The program was presented by Diran Heller, piano teacher, church musician, and accompanist in and around Boston. Despite these responsibilities, he found time to undertake an ambitious recital program of five preludes and fugues from both books of the Well Tempered Clavier and the eight Klavierstücke of Brahms’s op. 76. He introduced the program by describing the two volumes of the WTC and pointing out the two composers’ similar devotion to their respective musical traditions, then demonstrated the less-than-traditional improvisatory nature of the B-flat major prelude from WTC Book 1.
Heller played preludes and fugues in C minor, C-sharp major, and B-flat major from Book 1, and C major and D minor from Book 2 from memory, an impressive feat for five different fugues, and even more impressive when he made a few [small] stumbles but was able to continue. (Ask any pianist about re-starting from memory in the middle of a fugue!) Voices and harmonies were always clear and conveyed a feeling of thoughtful consideration.
The four Capriccios and four Intermezzi that comprise Brahms’s op. 76 are not to be taken lightly; they are thickly written and filled with dense harmonies and rhythmic sleight of hand.
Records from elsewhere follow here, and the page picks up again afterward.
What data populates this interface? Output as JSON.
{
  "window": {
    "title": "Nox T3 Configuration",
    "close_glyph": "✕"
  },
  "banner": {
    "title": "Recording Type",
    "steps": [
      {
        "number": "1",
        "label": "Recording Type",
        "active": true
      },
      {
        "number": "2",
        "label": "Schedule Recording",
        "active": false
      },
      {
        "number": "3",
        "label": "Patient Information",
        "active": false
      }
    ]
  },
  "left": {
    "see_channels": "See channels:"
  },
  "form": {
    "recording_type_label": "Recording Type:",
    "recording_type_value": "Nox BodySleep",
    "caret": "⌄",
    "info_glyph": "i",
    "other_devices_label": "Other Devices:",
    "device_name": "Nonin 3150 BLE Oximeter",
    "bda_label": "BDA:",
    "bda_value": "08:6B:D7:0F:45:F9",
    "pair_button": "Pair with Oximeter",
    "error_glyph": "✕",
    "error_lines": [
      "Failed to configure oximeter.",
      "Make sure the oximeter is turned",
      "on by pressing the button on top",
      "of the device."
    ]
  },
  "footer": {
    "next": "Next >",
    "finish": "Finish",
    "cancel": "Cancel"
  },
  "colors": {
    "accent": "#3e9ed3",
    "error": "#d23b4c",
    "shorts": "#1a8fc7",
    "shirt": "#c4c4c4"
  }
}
They also cover extensive emotional territory, despite their character-piece format. While we did not hear emotional fireworks from Heller in these pieces, we certainly did hear the harmonic framework as well as individual lines, surging broken chords in the bass, and interior voices that are so easy to lose in grand washes of sound. Upper voice melodic lines were sometimes hard to follow; the entire recital was performed with the piano lid closed, presumably because of the very live acoustics in the sanctuary, but an open lid would have enhanced the high register and undoubtedly made the Brahms in particular feel more expansive.
Heller often uses a real finger legato when many musicians would depend on the sustaining pedal; this is certainly one source of the clarity in his playing. He holds degrees in composition from Boston Conservatory and Boston University and has taught music theory at the Boston University Tanglewood Institute; that training probably also contributes to his attention to structure. It was very interesting to hear this music from that vantage point.